MBA Poultry of Tecumseh, Neb., has scuttled the system, used by most processors, that electrically stuns chickens to render them unconscious prior to their slaughter. The system has a small rate of failure. But with billions of domestic chickens killed annually for food, critics said, that added up to millions of suffering birds.

The MBA slaughterhouse, which butchers about 15 million chickens annually, now uses a mix of oxygen and carbon dioxide to ensure that its birds are unconscious when killed.

But it’s not a concern for animal welfare that is leading Smithfield to change the way it operates 200 sow farms across the United States.

“The decision is based on business. This is what our customers are asking for,” said Dennis Treacy, a vice president at the Smithfield, Va., company.

Restaurants and large customers, including McDonald’s and grocery chains, asked if there were other ways to raise the animals, he said.

Whole Foods is trying to address the concerns of shoppers by posting its farm animal standards online.

Cattle and buffalo, for example, must live on the range for at least two-thirds of their lives. Calves raised for veal must be housed in groups, and restrictive tethering is prohibited. Lamb must be pasture-raised.

The Austin, Texas-based grocery chain is developing a third-party auditing system that will make sure that farms and slaughterhouses adhere to its rules. At its new London store, Whole Foods is experimenting with a five-level rating system for its meats that it plans to unveil in the U.S. later this year.

The “Benchmark” level, at the bottom end of the scale, will represent its current standard. The ratings will progress up to an “Animal Compassionate Gold Standard,” for meat processed according to the most stringent animal welfare and compassionate slaughter methods.

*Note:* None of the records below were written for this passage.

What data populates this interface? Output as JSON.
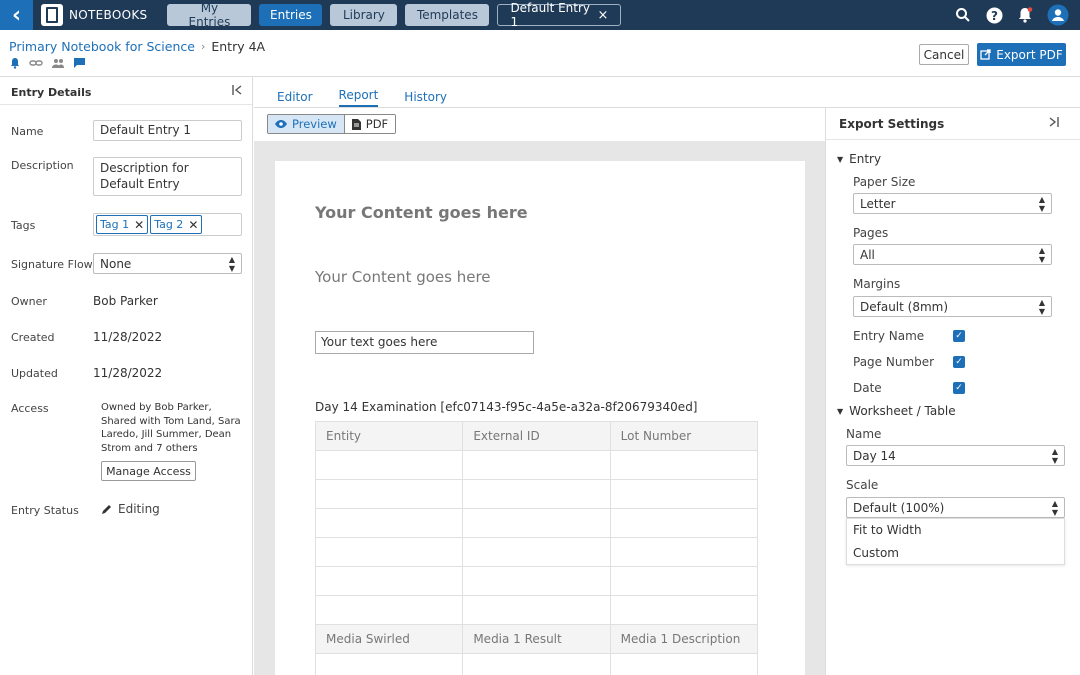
{
  "topbar": {
    "brand": "NOTEBOOKS",
    "nav": [
      "My Entries",
      "Entries",
      "Library",
      "Templates"
    ],
    "open_tab": "Default Entry 1",
    "close": "×",
    "colors": {
      "bar": "#1f3a56",
      "accent": "#1d70b8"
    }
  },
  "header": {
    "breadcrumb_parent": "Primary Notebook for Science",
    "breadcrumb_sep": "›",
    "breadcrumb_current": "Entry 4A",
    "cancel": "Cancel",
    "export_pdf": "Export PDF"
  },
  "entry_details": {
    "title": "Entry Details",
    "labels": {
      "name": "Name",
      "description": "Description",
      "tags": "Tags",
      "signature_flow": "Signature Flow",
      "owner": "Owner",
      "created": "Created",
      "updated": "Updated",
      "access": "Access",
      "entry_status": "Entry Status"
    },
    "name": "Default Entry 1",
    "description": "Description for Default Entry",
    "tags": [
      "Tag 1",
      "Tag 2"
    ],
    "signature_flow": "None",
    "owner": "Bob Parker",
    "created": "11/28/2022",
    "updated": "11/28/2022",
    "access_text": "Owned by Bob Parker, Shared with Tom Land, Sara Laredo, Jill Summer, Dean Strom and 7 others",
    "manage_access": "Manage Access",
    "status": "Editing"
  },
  "tabs": [
    "Editor",
    "Report",
    "History"
  ],
  "view_toggle": {
    "preview": "Preview",
    "pdf": "PDF"
  },
  "document": {
    "heading1": "Your Content goes here",
    "heading2": "Your Content goes here",
    "text_field": "Your text goes here",
    "table_title": "Day 14 Examination [efc07143-f95c-4a5e-a32a-8f20679340ed]",
    "headers1": [
      "Entity",
      "External ID",
      "Lot Number"
    ],
    "headers2": [
      "Media Swirled",
      "Media 1 Result",
      "Media 1 Description"
    ]
  },
  "export_settings": {
    "title": "Export Settings",
    "entry_section": "Entry",
    "paper_size_label": "Paper Size",
    "paper_size": "Letter",
    "pages_label": "Pages",
    "pages": "All",
    "margins_label": "Margins",
    "margins": "Default (8mm)",
    "entry_name_label": "Entry Name",
    "page_number_label": "Page Number",
    "date_label": "Date",
    "worksheet_section": "Worksheet / Table",
    "name_label": "Name",
    "name": "Day 14",
    "scale_label": "Scale",
    "scale": "Default (100%)",
    "scale_options": [
      "Fit to Width",
      "Custom"
    ]
  }
}
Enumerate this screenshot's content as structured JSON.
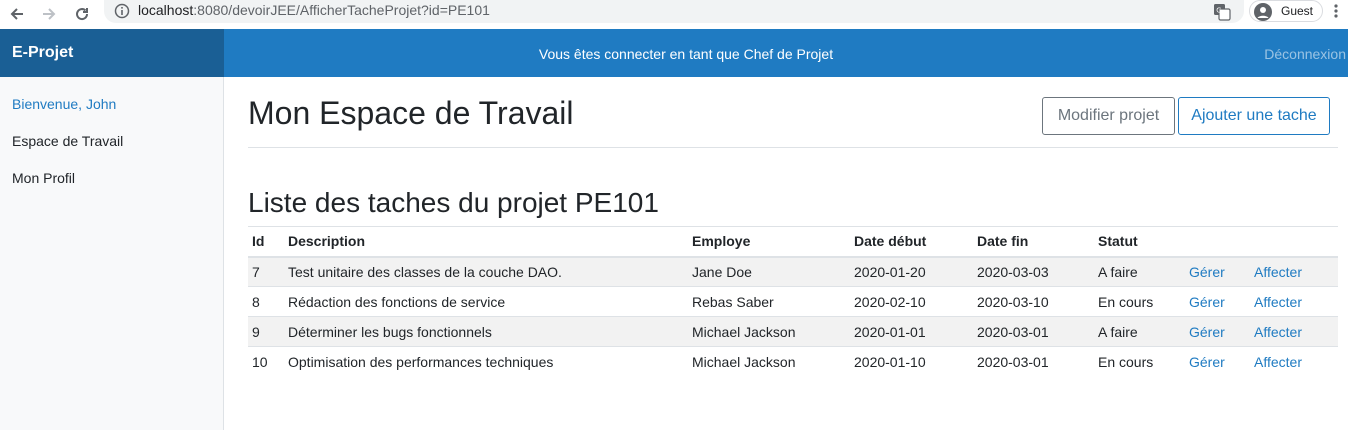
{
  "browser": {
    "url_host": "localhost",
    "url_rest": ":8080/devoirJEE/AfficherTacheProjet?id=PE101",
    "profile_label": "Guest"
  },
  "navbar": {
    "brand": "E-Projet",
    "message": "Vous êtes connecter en tant que Chef de Projet",
    "logout": "Déconnexion"
  },
  "sidebar": {
    "items": [
      {
        "label": "Bienvenue, John"
      },
      {
        "label": "Espace de Travail"
      },
      {
        "label": "Mon Profil"
      }
    ]
  },
  "main": {
    "title": "Mon Espace de Travail",
    "edit_button": "Modifier projet",
    "add_button": "Ajouter une tache",
    "list_title": "Liste des taches du projet PE101",
    "columns": [
      "Id",
      "Description",
      "Employe",
      "Date début",
      "Date fin",
      "Statut",
      "",
      ""
    ],
    "rows": [
      {
        "id": "7",
        "description": "Test unitaire des classes de la couche DAO.",
        "employe": "Jane Doe",
        "debut": "2020-01-20",
        "fin": "2020-03-03",
        "statut": "A faire",
        "gerer": "Gérer",
        "affecter": "Affecter"
      },
      {
        "id": "8",
        "description": "Rédaction des fonctions de service",
        "employe": "Rebas Saber",
        "debut": "2020-02-10",
        "fin": "2020-03-10",
        "statut": "En cours",
        "gerer": "Gérer",
        "affecter": "Affecter"
      },
      {
        "id": "9",
        "description": "Déterminer les bugs fonctionnels",
        "employe": "Michael Jackson",
        "debut": "2020-01-01",
        "fin": "2020-03-01",
        "statut": "A faire",
        "gerer": "Gérer",
        "affecter": "Affecter"
      },
      {
        "id": "10",
        "description": "Optimisation des performances techniques",
        "employe": "Michael Jackson",
        "debut": "2020-01-10",
        "fin": "2020-03-01",
        "statut": "En cours",
        "gerer": "Gérer",
        "affecter": "Affecter"
      }
    ]
  },
  "colors": {
    "navbar": "#1f7bc2",
    "brand_bg": "#1a5f95",
    "link": "#1f7bc2"
  }
}
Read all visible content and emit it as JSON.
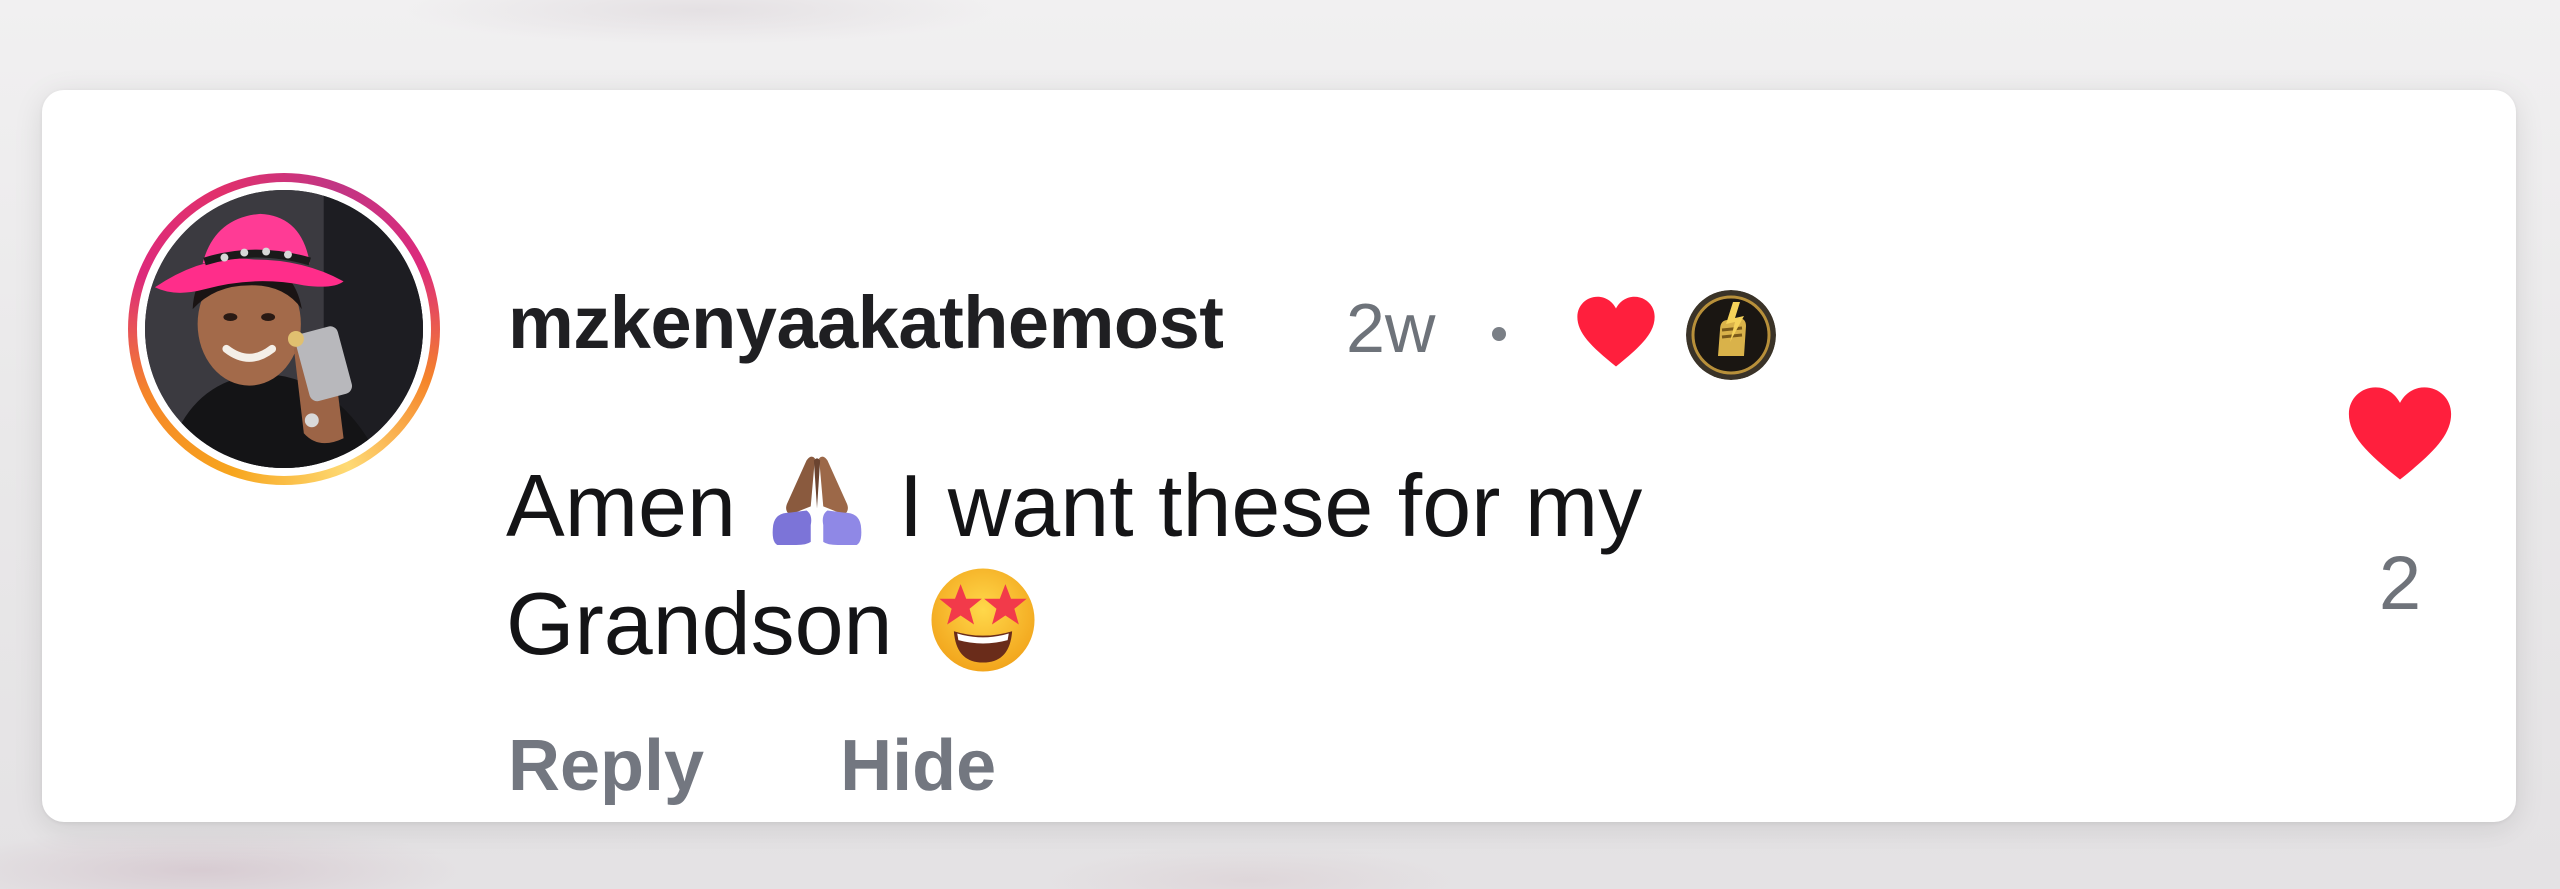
{
  "comment": {
    "username": "mzkenyaakathemost",
    "timestamp": "2w",
    "separator": "•",
    "text_line1_before_emoji": "Amen",
    "text_line1_after_emoji": "I want these for my",
    "text_line2": "Grandson",
    "emoji_1": "folded-hands-emoji",
    "emoji_2": "star-struck-emoji",
    "creator_liked_icon": "red-heart-icon",
    "creator_avatar_icon": "creator-avatar",
    "avatar_story_ring": true
  },
  "actions": {
    "reply_label": "Reply",
    "hide_label": "Hide"
  },
  "likes": {
    "icon": "heart-icon",
    "liked": true,
    "count": "2"
  },
  "colors": {
    "heart_red": "#ff1f3d",
    "username": "#1f1f22",
    "secondary_text": "#737780",
    "story_ring_start": "#f58529",
    "story_ring_end": "#dd2a7b"
  }
}
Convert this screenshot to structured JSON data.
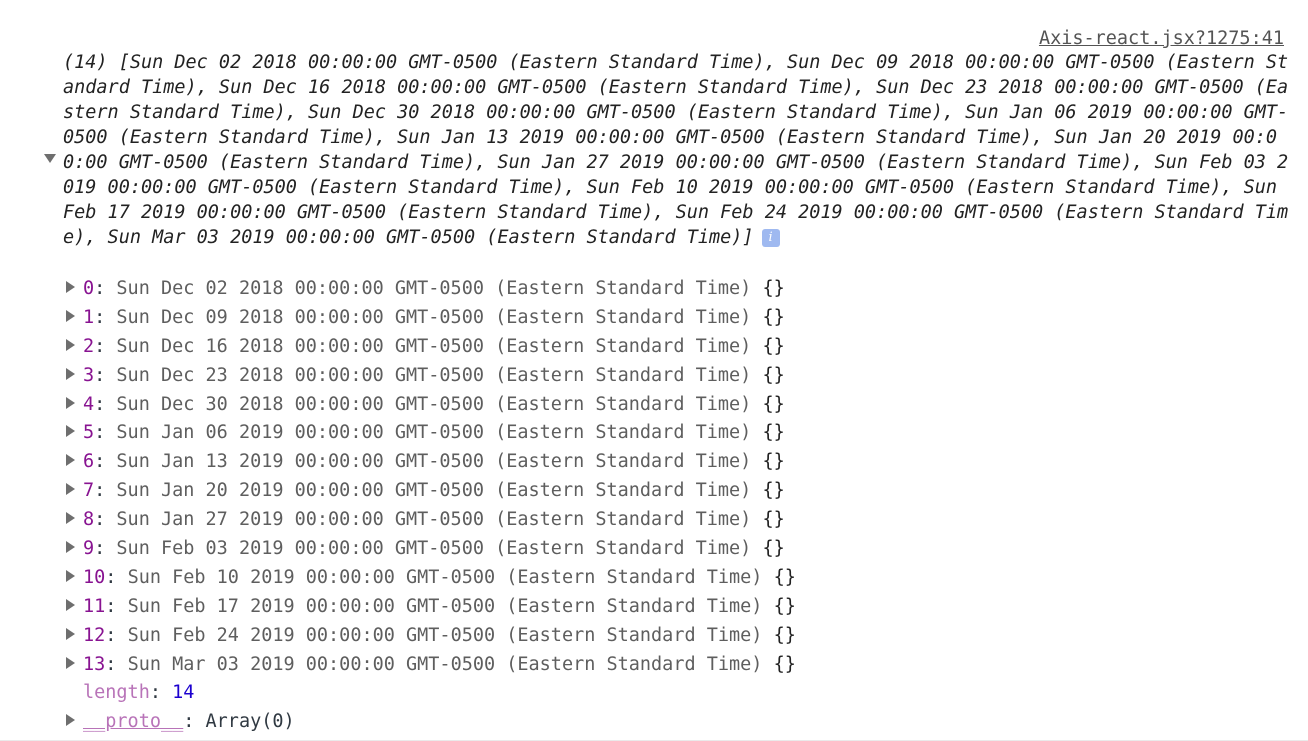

Fran Chamberlain, a Culver City graphics designer who describes herself as someone who likes to “eat with a conscience,” welcomes such a system. “I tried for a while to find sources of compassionate meat in the United States but I grew frustrated and gave up,” she said.

Miami-based Burger King, with 8,500 U.S. restaurants, was prompted to change its practices for purchasing eggs and pork by an outside committee on animal welfare.

It wants to buy 10% of its pork from growers who give their hogs more room. It also has begun to buy eggs from farms that raise cage-free hens. Most of the U.S. egg industry crowds hens into cages that give each animal a floor area about the size of a sheet of notebook paper.

Kay Johnson of the Animal Agriculture Alliance, an Arlington, Va., nonprofit group that represents farm industry interests, says these companies are reacting to animal-welfare activists rather than consumer sentiment.

But others consider such moves a major shift. “There is a real tidal wave of progress,” said Paul Shapiro of the Humane Society. “Animal welfare is reaching a tipping point.”